console.table()

As I spend more time with the JavaScript language, or with a framework like React, I log out data to the console. I rarely use debugger to solve errors, as I find it more useful to see what I data is being processed. A useful tool I just learned is console.table().

This works very similar to console.log(), but console.table(data) returns the data as a table. The argument for the table must be an array or an object. The function will log each element of the array, or property of the object, as a different row of the table. The first column of the table will automatically be the index. If data is an array, then its values will be the array indices. If data is an object, then its values will be the property names.

This is especially useful when returning an array of many objects, with different properties. If given the following array of beers, using console.log(), represents the data like so.

const beers = [
{
id: 1,
brewery: 'Peak Organic',
name: 'IPA',
style: 'IPA',
month: 'January'
},
{
id: 2,
brewery: 'Troegs Independent Brewing',
name: 'The Mad Elf',
style: 'Ale',
month: 'January'
},
{
id: 3,
brewery: 'Full Sail Brewing',
name: 'IPA',
style: 'IPA',
month: 'January'
},
{
id: 4,
brewery: 'Left Hand Brewing Co.',
name: 'Wake Up Dead',
style: 'Stout',
month: 'January'
},
{
id: 5,
brewery: 'Gun Hill Brewing Co.',
name: 'Void of Light',
style: 'Stout',
month: 'January',
}
]
console.log(beers)
(5) [Object, Object, Object, Object, Object]
0: Object
1: Object
2: Object
3: Object
4: Object
length: 5
__proto__: Array(0)

One can see the different properties of each object, but the tree view can be difficult to visualize. Using console.table() with the same data creates the following table.

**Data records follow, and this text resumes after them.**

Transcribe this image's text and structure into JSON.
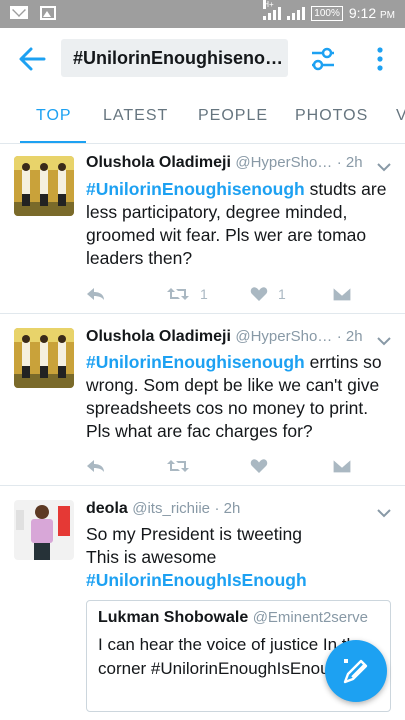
{
  "status_bar": {
    "battery": "100%",
    "time": "9:12",
    "am_pm": "PM",
    "network": "H+"
  },
  "app_bar": {
    "search_query": "#UnilorinEnoughiseno…"
  },
  "tabs": [
    {
      "label": "TOP",
      "active": true
    },
    {
      "label": "LATEST",
      "active": false
    },
    {
      "label": "PEOPLE",
      "active": false
    },
    {
      "label": "PHOTOS",
      "active": false
    },
    {
      "label": "V",
      "active": false
    }
  ],
  "tweets": [
    {
      "name": "Olushola Oladimeji",
      "handle": "@HyperSho…",
      "time": "· 2h",
      "hashtag": "#UnilorinEnoughisenough",
      "text": " studts are less participatory, degree minded, groomed wit fear. Pls wer are tomao leaders then?",
      "retweets": "1",
      "likes": "1"
    },
    {
      "name": "Olushola Oladimeji",
      "handle": "@HyperSho…",
      "time": "· 2h",
      "hashtag": "#UnilorinEnoughisenough",
      "text": " errtins so wrong. Som dept be like we can't give spreadsheets cos no money to print. Pls what are fac charges for?",
      "retweets": "",
      "likes": ""
    },
    {
      "name": "deola",
      "handle": "@its_richiie",
      "time": "· 2h",
      "line1": "So my President is tweeting",
      "line2": "This is awesome",
      "hashtag": "#UnilorinEnoughIsEnough",
      "quote": {
        "name": "Lukman Shobowale",
        "handle": "@Eminent2serve",
        "text": "I can hear the voice of justice In the corner #UnilorinEnoughIsEnough"
      }
    }
  ],
  "colors": {
    "accent": "#1da1f2",
    "status_bar": "#9e9e9e",
    "muted": "#8899a6",
    "action_icons": "#aab8c2"
  },
  "icons": [
    "mail-icon",
    "image-icon",
    "signal-icon",
    "battery-icon",
    "back-arrow-icon",
    "filter-icon",
    "more-vert-icon",
    "reply-icon",
    "retweet-icon",
    "like-icon",
    "dm-icon",
    "chevron-down-icon",
    "compose-icon"
  ]
}
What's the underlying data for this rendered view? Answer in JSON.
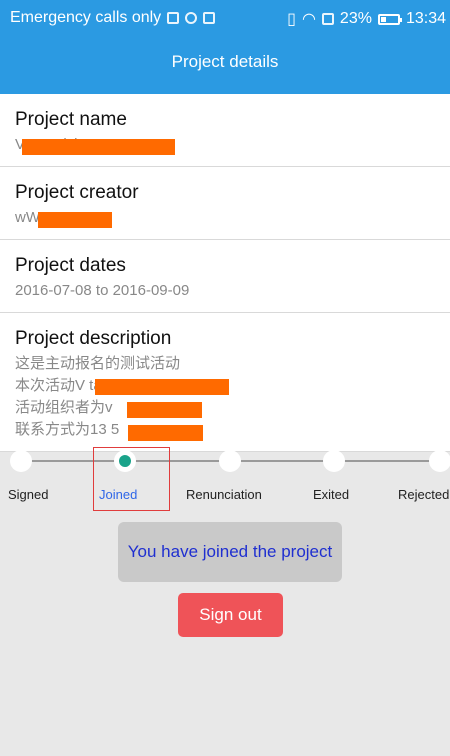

Output of console.table()

This works best with objects that have similar keys, because more properties keys would create more columns within the table.